New Centrality Measures in Networks presents a class of new centrality measures which take into account individual attributes of nodes, the possibility of group influence and long-range interactions and discusses all their new features. The book provides a wide range of applications of network analysis in several fields – financial networks, international migration, global trade, global food network, arms transfers, networks of terrorist groups, and networks of international journals in economics. Real-world studies of networks indicate that the proposed centrality measures can identify important nodes in different applications. Starting from the basic ideas, the development of the indices and their advantages compared to existing centrality measures are presented.
- Built around real-world case studies in a variety of different areas (finance, migration, trade, etc.)
- Suitable for students and professional researchers with an interest in complex network analysis
- Paired with a software package for readers who wish to apply the proposed models of centrality (in Python) available at https://github.com/SergSHV/slric.

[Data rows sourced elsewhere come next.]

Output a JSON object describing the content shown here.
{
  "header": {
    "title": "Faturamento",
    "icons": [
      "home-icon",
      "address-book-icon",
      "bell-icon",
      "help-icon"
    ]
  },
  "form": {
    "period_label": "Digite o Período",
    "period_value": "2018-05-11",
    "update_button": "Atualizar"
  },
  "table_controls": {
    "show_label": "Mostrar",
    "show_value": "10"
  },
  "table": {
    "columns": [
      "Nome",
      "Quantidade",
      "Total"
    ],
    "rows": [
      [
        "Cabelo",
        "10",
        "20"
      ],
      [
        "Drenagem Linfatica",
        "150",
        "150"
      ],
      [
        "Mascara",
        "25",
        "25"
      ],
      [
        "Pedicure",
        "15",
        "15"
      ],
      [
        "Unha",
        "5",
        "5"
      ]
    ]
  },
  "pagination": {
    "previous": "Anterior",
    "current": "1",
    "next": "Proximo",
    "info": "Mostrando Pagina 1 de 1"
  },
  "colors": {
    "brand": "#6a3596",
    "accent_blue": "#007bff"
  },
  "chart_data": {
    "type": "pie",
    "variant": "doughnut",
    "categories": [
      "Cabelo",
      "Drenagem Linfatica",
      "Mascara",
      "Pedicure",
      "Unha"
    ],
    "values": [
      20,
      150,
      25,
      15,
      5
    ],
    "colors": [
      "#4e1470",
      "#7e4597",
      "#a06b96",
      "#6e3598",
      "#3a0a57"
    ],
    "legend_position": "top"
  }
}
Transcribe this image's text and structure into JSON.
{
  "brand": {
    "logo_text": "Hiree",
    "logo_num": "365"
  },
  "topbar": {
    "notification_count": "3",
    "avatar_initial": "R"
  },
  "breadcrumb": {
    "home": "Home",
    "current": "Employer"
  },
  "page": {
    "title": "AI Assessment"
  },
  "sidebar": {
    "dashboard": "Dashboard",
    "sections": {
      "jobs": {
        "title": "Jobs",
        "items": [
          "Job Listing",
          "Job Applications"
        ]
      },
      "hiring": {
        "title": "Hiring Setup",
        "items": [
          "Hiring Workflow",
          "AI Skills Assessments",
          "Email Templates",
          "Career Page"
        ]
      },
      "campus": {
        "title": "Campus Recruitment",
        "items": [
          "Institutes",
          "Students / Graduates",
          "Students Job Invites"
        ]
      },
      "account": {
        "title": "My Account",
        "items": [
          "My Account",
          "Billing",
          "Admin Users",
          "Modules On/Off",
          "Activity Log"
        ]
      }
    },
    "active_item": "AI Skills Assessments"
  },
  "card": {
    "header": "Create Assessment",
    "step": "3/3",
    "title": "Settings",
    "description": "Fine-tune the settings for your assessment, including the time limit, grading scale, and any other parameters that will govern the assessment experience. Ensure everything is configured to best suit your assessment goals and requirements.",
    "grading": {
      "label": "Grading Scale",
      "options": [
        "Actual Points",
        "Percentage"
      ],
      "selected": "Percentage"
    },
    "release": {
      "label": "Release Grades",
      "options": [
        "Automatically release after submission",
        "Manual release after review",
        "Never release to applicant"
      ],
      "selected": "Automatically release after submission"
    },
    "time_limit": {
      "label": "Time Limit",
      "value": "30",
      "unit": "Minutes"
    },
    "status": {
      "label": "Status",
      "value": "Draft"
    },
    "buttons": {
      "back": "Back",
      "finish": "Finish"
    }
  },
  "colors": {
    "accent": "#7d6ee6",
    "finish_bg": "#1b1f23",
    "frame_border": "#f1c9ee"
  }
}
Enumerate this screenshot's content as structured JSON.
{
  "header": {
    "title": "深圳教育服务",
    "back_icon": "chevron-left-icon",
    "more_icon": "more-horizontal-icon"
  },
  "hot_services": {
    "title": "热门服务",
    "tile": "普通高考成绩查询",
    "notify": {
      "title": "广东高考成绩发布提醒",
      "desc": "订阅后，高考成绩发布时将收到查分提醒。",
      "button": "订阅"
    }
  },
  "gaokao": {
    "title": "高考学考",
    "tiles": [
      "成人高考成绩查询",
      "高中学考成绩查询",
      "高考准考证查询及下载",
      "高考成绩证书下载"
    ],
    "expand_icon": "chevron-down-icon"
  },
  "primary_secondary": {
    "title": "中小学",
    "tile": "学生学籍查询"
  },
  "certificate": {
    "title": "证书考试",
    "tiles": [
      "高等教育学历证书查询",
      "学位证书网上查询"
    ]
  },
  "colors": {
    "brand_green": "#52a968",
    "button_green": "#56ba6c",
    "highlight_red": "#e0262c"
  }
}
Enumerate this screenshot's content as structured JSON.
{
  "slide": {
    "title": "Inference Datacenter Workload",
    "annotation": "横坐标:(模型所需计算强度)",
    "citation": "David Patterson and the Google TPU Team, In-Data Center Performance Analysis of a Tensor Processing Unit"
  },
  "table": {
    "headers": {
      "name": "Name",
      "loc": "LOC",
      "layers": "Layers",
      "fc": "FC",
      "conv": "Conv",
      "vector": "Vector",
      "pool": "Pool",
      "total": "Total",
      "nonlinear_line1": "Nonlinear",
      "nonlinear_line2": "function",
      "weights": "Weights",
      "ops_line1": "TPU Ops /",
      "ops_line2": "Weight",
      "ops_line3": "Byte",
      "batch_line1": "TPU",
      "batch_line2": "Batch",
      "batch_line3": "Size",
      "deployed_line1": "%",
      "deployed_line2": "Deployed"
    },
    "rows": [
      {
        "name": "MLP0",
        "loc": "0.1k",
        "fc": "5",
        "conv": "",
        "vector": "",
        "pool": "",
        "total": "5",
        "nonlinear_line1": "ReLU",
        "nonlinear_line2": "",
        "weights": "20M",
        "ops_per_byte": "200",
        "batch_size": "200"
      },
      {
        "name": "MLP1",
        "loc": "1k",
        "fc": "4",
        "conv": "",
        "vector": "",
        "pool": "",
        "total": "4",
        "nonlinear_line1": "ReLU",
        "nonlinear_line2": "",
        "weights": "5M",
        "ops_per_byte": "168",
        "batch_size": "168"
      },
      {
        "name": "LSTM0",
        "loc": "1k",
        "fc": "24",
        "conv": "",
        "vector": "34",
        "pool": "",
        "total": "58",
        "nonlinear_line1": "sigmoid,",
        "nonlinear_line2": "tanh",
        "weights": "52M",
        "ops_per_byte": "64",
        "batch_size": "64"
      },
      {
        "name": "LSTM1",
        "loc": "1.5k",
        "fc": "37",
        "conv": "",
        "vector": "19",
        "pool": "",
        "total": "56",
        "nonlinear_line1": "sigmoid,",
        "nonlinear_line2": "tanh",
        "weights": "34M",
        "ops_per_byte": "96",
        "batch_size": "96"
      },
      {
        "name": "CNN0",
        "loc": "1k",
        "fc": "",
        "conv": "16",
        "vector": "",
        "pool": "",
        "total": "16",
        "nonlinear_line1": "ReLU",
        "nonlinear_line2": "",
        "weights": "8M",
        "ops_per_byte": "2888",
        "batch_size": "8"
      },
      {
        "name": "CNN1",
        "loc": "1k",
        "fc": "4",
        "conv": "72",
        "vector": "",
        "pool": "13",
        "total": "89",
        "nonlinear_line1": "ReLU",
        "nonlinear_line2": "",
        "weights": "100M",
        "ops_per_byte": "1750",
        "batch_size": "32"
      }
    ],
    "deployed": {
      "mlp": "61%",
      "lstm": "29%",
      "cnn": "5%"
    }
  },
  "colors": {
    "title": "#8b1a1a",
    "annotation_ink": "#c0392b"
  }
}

Introduction. 1. Centrality Indices in the Network Analysis. 1.1. Classical Centrality Measures. 1.2. Short and Long-Range Interaction Centrality (LRIC) Indices. 1.3. Power of Nodes Based on Their Interdependence. 1.4. Impact of Indirect Connections in Network Structures. 1.5. Conclusion. 2. Applications. 2.1. Key Borrower Detection in the Global Financial Network. 2.2. Network Analysis of the International Migration. 2.3. Network Analysis of the Global Trade. 2.4. Influence of Countries in the Global Food Network. 2.5. Influence of Countries in the Global Arms Transfers Network. 2.6. Power Distribution in the Networks of Terrorist Groups. 2.7. Network of International Economic Journals. 2.8. Conclusion.